• DESCRIPTION OF THE TASK:
Return every line in the entries below where the word "Anyday" shows up.

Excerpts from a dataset
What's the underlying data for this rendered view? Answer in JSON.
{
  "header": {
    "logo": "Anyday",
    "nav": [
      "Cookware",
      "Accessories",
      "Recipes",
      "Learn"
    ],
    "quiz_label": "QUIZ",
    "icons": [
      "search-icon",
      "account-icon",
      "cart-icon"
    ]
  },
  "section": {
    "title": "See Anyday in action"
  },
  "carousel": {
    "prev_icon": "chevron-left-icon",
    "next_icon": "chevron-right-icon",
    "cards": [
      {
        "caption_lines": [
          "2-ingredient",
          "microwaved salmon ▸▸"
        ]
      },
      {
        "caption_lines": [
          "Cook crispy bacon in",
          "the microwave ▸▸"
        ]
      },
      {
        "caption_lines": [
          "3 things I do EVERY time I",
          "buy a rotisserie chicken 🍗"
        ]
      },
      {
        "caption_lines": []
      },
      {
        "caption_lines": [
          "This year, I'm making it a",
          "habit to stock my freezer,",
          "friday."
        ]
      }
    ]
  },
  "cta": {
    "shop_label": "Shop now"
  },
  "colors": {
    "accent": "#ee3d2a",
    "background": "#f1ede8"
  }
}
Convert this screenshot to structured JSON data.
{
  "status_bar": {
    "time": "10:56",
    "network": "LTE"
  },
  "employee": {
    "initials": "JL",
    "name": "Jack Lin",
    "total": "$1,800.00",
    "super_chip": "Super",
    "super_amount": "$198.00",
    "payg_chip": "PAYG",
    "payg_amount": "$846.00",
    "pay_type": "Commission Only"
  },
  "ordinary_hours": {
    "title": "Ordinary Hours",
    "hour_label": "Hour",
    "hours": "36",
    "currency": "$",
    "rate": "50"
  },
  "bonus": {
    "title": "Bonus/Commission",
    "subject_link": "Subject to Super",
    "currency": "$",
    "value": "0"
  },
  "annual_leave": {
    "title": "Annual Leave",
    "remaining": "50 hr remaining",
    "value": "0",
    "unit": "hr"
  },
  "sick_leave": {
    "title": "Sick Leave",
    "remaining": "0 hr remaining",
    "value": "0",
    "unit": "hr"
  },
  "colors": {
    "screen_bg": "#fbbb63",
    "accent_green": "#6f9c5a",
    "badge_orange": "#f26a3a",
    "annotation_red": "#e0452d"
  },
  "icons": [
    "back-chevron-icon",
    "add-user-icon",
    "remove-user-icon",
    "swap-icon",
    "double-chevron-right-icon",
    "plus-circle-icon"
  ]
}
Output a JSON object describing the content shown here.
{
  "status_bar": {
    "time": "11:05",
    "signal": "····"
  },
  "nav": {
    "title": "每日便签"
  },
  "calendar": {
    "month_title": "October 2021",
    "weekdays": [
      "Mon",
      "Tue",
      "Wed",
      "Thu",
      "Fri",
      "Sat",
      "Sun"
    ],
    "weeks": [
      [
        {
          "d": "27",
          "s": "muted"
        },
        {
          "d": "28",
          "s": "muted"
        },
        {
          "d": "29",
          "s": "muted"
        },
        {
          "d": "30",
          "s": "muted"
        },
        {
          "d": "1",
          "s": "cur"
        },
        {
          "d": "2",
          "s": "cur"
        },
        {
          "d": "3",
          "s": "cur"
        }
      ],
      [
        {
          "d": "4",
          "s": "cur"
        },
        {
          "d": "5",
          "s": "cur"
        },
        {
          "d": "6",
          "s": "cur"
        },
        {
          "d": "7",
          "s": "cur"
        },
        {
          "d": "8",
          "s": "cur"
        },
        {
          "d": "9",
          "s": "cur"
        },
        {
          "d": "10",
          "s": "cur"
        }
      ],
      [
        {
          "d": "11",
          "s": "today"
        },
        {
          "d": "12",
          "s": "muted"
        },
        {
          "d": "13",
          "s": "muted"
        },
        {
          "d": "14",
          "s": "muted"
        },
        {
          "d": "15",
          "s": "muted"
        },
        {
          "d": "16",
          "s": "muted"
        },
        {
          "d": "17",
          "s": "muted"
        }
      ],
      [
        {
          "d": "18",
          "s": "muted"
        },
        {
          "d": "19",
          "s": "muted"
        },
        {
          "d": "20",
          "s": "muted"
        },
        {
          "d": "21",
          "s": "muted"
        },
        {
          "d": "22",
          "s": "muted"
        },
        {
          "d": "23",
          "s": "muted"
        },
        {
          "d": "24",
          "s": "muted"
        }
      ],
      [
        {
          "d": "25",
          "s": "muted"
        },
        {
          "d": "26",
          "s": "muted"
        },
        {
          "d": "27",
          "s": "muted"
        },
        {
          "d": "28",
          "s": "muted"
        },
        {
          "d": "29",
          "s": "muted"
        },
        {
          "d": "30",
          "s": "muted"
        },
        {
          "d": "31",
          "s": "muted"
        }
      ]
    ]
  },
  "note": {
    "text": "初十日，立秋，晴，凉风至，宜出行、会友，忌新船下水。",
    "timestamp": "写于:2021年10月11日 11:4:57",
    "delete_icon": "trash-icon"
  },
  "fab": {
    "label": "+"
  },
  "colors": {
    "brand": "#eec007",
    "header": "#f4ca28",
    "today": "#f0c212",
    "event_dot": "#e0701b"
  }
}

• EXERCISE RESULT:
    "logo": "Anyday",
    "title": "See Anyday in action"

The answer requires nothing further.